SAN FRANCISCO Interim San Francisco Mayor Ed Lee led a field of 16 candidates on Tuesday in his bid to become the first elected mayor of Chinese descent in a city where Chinese-Americans account for a quarter of the population.
With all 429 precincts reporting, the one-time civil rights lawyer and career civil servant had garnered nearly 32 percent of the vote tabulated so far, well below the simple majority he needed for outright victory.
His closest rival, Board of Supervisors member John Avalos, one of the most left-leaning candidates in the heavily Democratic city, was trailing in second place with almost 19 percent of the vote.
Still to be counted in the nonpartisan race, however, were mail-in ballots that were not received until Election Day, provisional ballots cast at polling places and write-in votes.
Further complicating the outcome is the city's unusual "ranked-choice" voting system, in which second and third choices of candidates declared by voters come into play to determine the winner if no candidate initially draws a majority.
Lee, who was appointed by the Board of Supervisors on an interim basis last fall when then-Mayor Gavin Newsom was elected lieutenant governor, campaigned as a pragmatist who could best tackle the city's chronic budget problems.
He has enjoyed strong support from the city's business community, as well as backing from Newsom, former Mayor Willie Brown and leaders of the Chinese-American community.
"The early returns are indicative that the public has decided they want the work we are doing," he said on Tuesday night in an interview aired on KPIX-TV.
City election officials said it could take two weeks or more to process all of the ballots and officially determine a victor.

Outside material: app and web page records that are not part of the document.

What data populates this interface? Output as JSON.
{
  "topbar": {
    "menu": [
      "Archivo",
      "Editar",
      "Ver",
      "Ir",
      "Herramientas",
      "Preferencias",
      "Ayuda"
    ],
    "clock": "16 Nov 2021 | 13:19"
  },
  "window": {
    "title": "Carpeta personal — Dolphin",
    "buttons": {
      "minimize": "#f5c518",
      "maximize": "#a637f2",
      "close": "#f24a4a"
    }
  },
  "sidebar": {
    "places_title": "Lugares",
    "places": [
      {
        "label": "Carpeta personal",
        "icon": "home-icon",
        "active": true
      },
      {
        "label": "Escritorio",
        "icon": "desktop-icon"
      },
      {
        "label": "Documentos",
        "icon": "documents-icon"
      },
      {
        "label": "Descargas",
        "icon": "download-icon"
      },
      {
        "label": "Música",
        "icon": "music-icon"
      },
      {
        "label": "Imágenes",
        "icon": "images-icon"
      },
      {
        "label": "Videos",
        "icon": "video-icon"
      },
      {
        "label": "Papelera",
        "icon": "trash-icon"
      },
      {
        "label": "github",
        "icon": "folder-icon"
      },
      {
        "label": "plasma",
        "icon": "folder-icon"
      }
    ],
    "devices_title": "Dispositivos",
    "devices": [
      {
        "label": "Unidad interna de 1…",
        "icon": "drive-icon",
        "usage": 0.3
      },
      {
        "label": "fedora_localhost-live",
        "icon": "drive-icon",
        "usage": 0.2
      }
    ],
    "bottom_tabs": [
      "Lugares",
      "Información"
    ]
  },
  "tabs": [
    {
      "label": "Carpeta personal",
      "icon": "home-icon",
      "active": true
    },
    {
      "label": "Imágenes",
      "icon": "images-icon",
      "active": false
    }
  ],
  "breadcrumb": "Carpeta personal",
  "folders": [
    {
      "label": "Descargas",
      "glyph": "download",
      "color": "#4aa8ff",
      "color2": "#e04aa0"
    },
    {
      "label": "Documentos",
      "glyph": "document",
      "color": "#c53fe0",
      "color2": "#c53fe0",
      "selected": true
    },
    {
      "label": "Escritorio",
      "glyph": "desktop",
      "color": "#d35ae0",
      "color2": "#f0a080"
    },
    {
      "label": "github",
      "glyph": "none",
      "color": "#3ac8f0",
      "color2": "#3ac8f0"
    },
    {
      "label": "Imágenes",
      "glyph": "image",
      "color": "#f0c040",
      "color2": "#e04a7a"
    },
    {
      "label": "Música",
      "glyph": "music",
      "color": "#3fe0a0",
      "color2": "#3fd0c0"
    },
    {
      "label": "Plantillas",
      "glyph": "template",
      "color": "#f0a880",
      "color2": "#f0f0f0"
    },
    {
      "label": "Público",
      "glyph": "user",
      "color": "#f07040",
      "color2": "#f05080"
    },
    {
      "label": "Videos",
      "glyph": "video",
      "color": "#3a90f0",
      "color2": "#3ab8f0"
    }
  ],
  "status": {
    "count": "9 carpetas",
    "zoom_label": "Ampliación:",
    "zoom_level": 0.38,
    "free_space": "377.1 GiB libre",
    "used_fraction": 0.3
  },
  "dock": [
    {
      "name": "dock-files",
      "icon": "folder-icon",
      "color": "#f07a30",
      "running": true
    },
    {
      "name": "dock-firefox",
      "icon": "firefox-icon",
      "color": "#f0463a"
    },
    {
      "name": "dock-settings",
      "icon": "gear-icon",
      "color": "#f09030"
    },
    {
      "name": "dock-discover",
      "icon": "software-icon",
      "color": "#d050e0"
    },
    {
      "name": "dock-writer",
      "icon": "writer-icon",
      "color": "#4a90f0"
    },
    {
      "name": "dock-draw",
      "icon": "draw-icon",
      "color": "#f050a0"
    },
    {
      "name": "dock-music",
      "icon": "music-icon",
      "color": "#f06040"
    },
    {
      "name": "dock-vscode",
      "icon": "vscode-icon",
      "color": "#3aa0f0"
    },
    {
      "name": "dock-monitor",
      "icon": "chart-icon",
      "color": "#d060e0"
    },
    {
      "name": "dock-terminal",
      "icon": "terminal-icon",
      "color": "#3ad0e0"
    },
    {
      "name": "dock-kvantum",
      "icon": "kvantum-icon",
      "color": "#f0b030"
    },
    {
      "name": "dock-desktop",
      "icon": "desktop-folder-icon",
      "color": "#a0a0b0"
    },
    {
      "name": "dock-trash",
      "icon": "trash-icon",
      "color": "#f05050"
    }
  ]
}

Absent a simple majority of first-choice votes, the candidate with the fewest first choices is eliminated and voters who chose that candidate will have their vote given to their second-choice candidate, and all votes will be recounted.
The process is repeated until one candidate winds up with 50 percent plus one, a system that can throw the election to a candidate other than the one who started out with a plurality of first-choice votes -- in this case Lee.
(Reporting by Jim Christie and Emmett Berg; Writing by Steve Gorman; Editing by Cynthia Johnson)